Eastern California and southwestern Nevada represent an area of Tertiary and Quaternary extensional and dextral transtensional deformation. We used zircon and apatite fission-track thermochronology to study the distribution and timing of tectonic exhumation resulting from extensional and transtensional detachment faulting in this area. Sampling efforts were focused on Paleozoic and Precambrian clastic sedimentary and metasedimentary rocks. Sixty-nine new apatite and zircon fission-track cooling ages from 50 samples, analyzed in conjunction with published fission-track data from the region, indicate a distinct population of young (Miocene) fission-track ages and a population of irregularly distributed older (pre-Miocene) fission-track ages. Miocene (young population) fission-track ages become younger toward the west—indicating westward migration of the cooling front, consistent with well-documented Miocene extension of the Basin and Range Province. The younging pattern is also consistent with west-northwest displacement of the hanging wall of a crustal-scale extensional fault system and consequent progressive footwall exhumation. The active trailing edge of the hanging wall of this system generally coincides with Death Valley. Migration rates of the cooling front in the footwall of this system are on the order of 10–11 mm/yr. Based on the distribution of the Miocene fission-track ages, we interpret that the crustal faults that defined the eastern edge of the detachment system originated as separate normal faults that were linked by the formation of a transfer fault. Extrapolation of apatite fission-track closure ages from two transects across the eastern margin of the Death Valley region suggests that exhumation along the eastern margin of the system continues beneath Death Valley today.

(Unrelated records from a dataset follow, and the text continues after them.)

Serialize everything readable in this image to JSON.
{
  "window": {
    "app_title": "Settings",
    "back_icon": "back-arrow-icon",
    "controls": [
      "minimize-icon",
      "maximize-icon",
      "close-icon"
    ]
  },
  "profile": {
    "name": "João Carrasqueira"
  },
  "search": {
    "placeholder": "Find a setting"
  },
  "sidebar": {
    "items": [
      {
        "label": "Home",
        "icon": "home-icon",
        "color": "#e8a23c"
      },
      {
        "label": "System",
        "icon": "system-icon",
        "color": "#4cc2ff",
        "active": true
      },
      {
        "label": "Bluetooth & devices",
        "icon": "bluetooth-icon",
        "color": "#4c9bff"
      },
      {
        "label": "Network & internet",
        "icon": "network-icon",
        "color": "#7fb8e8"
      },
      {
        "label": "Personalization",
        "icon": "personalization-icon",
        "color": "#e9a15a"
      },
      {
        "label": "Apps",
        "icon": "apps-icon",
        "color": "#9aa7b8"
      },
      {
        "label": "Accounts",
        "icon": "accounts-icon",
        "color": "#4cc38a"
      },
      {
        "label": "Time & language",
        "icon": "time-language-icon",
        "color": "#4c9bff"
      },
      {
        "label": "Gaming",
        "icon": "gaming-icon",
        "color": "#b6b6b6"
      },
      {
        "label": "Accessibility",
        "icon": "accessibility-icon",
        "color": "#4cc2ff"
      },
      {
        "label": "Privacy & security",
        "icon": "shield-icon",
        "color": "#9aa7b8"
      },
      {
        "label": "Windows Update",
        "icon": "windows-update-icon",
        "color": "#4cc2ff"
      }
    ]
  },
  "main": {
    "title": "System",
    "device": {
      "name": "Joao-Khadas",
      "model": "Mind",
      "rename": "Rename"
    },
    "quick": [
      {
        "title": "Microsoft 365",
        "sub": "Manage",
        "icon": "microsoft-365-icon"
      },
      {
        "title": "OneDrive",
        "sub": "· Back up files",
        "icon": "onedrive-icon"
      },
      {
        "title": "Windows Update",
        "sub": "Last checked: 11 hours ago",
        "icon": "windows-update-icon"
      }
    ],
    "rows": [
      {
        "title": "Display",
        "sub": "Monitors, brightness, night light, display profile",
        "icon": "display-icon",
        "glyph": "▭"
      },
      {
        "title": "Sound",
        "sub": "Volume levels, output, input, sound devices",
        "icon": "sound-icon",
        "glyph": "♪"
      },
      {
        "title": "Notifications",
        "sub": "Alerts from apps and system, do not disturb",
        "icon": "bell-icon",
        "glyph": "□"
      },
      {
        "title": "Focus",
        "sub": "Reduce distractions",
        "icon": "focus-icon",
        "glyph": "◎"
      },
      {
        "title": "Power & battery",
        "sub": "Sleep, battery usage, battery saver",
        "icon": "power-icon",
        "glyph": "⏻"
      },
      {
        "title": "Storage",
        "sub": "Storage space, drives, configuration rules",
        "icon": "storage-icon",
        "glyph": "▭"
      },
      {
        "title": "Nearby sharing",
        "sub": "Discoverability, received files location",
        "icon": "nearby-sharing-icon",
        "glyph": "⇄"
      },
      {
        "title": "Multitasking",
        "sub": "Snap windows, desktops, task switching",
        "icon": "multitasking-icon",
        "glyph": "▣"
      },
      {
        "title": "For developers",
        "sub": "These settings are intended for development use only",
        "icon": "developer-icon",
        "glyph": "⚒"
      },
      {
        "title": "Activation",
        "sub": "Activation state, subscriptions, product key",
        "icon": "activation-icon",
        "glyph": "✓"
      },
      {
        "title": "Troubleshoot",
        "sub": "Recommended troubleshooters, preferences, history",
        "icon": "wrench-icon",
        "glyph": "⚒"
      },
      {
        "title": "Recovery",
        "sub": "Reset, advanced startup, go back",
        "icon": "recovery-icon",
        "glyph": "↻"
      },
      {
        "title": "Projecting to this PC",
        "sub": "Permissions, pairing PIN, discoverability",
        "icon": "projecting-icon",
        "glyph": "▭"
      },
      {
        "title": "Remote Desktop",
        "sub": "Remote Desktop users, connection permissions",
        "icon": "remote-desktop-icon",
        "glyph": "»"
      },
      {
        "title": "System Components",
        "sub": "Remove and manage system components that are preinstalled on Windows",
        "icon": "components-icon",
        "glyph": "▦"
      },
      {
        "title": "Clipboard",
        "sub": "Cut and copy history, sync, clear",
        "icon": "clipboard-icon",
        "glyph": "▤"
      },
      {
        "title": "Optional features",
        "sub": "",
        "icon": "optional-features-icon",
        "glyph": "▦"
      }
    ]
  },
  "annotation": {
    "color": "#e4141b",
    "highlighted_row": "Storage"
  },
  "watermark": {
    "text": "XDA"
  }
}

- Received 10 August 2011.
- Revision received 26 October 2011.
- Accepted 27 October 2011.
- © 2011 Geological Society of America